The new study, led by Inmaculada Gonzalez-Molero, included 1226 people, 961 of whom finished the study. Blood levels of vitamin D were taken – measured as 25-hydroxyvitamin D and oral glucose tolerance tests were performed at the start (1996-1998), during (2002-2004) and end of the study (2005-2007).
Results showed that the incidence of diabetes was less than 5% in people with 25-hydroxyvitamin D levels greater than 18.5 ng/mL, compared with an incidence of 12.4% in people with blood levels of the sunshine vitamin less than this.
In addition, the risk of developing diabetes was significantly lower in people with the higher vitamin D levels, with no diabetes recorded in people with blood levels of 25-hydroxyvitamin D higher than 30 ng/mL.
“It is important to note that this study was carried out in a population from southern Europe, where there is a high solar radiation (more than 1700 h/year) and a wide consumption of a Mediterranean diet,” wrote the researchers.
“Because of the nature of our study, we cannot elucidate the mechanisms underlying the relation between vitamin D levels and diabetes, for which further studies are needed,” they concluded.
Shining light on the sunshine vitamin
While our bodies do manufacture vitamin D on exposure to sunshine, the levels in some northern countries are so weak during the winter months that our body makes no vitamin D at all, meaning that dietary supplements and fortified foods are seen by many as the best way to boost intakes of vitamin D.
Vitamin D deficiency in adults is reported to precipitate or exacerbate osteopenia, osteoporosis, muscle weakness, fractures, common cancers, autoimmune diseases, infectious diseases and cardiovascular diseases.
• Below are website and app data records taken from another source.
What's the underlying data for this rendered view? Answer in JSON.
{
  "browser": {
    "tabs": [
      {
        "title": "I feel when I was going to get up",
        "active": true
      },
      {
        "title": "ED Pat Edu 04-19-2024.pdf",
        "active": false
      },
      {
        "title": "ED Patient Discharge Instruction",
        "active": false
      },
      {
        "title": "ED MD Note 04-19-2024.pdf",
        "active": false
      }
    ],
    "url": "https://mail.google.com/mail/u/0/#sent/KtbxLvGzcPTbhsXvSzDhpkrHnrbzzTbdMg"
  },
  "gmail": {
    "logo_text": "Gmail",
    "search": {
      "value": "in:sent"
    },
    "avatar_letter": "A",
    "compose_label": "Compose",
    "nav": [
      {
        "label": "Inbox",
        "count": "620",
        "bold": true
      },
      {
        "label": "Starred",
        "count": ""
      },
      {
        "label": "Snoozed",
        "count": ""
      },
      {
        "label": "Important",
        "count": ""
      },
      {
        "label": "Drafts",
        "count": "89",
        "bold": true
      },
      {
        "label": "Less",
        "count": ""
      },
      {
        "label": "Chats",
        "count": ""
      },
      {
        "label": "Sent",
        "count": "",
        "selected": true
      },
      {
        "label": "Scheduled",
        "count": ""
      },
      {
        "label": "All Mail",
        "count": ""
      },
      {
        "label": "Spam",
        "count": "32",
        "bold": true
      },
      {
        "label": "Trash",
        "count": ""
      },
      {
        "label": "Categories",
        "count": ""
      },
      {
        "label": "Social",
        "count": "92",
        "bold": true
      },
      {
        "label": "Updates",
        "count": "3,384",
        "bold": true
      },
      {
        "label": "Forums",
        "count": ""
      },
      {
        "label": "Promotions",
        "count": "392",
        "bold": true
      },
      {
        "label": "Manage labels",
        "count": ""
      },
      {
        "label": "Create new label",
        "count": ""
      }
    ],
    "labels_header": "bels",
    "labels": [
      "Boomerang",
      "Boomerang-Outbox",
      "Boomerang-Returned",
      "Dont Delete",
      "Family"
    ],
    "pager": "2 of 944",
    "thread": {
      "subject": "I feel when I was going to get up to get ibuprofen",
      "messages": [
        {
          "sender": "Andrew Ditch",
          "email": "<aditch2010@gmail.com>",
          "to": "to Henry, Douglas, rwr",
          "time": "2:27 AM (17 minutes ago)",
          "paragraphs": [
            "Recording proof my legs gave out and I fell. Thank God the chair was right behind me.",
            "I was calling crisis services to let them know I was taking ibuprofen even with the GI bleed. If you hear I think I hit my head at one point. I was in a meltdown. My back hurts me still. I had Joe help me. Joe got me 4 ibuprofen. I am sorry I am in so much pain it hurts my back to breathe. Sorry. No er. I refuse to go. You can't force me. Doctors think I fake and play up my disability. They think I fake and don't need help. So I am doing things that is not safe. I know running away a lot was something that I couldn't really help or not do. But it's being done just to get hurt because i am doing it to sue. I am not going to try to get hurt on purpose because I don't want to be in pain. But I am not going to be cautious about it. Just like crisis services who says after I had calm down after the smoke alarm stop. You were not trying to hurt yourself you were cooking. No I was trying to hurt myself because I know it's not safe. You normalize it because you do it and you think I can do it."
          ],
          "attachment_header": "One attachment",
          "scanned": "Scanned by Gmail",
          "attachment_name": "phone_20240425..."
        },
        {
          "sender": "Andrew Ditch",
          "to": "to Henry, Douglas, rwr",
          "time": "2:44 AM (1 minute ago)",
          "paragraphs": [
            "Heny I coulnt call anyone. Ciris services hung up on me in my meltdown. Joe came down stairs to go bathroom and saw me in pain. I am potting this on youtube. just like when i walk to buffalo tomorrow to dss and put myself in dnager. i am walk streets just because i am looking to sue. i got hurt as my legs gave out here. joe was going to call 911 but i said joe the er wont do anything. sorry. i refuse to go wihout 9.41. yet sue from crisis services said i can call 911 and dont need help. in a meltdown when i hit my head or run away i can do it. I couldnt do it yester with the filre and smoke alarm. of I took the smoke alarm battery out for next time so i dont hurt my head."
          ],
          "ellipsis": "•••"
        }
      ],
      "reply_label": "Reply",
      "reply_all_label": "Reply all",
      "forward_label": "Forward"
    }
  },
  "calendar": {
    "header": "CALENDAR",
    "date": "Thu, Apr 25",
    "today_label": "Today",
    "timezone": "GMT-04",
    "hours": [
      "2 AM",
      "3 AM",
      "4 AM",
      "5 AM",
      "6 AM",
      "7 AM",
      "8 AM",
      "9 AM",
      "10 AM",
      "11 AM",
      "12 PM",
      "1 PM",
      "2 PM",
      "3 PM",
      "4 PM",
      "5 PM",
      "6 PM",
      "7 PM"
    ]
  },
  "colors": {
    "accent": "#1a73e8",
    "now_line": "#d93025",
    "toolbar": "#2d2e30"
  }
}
There is also some evidence that the vitamin may reduce the incidence of several types of cancer and type-1 and -2 diabetes.
Source : Clinical Nutrition
Published online ahead of print, doi:10.1016/j.clnu.2011.12.001
“Vitamin D and incidence of diabetes: A prospective cohort study Vitamin D and diabetes incidence”
Authors: I. Gonzalez-Molero, G. Rojo-Martínez, S. Morcillo, C. Gutierrez-Repiso, E. Rubio-Martin, M.C. Almaraz, G. Olveira, F. Soriguer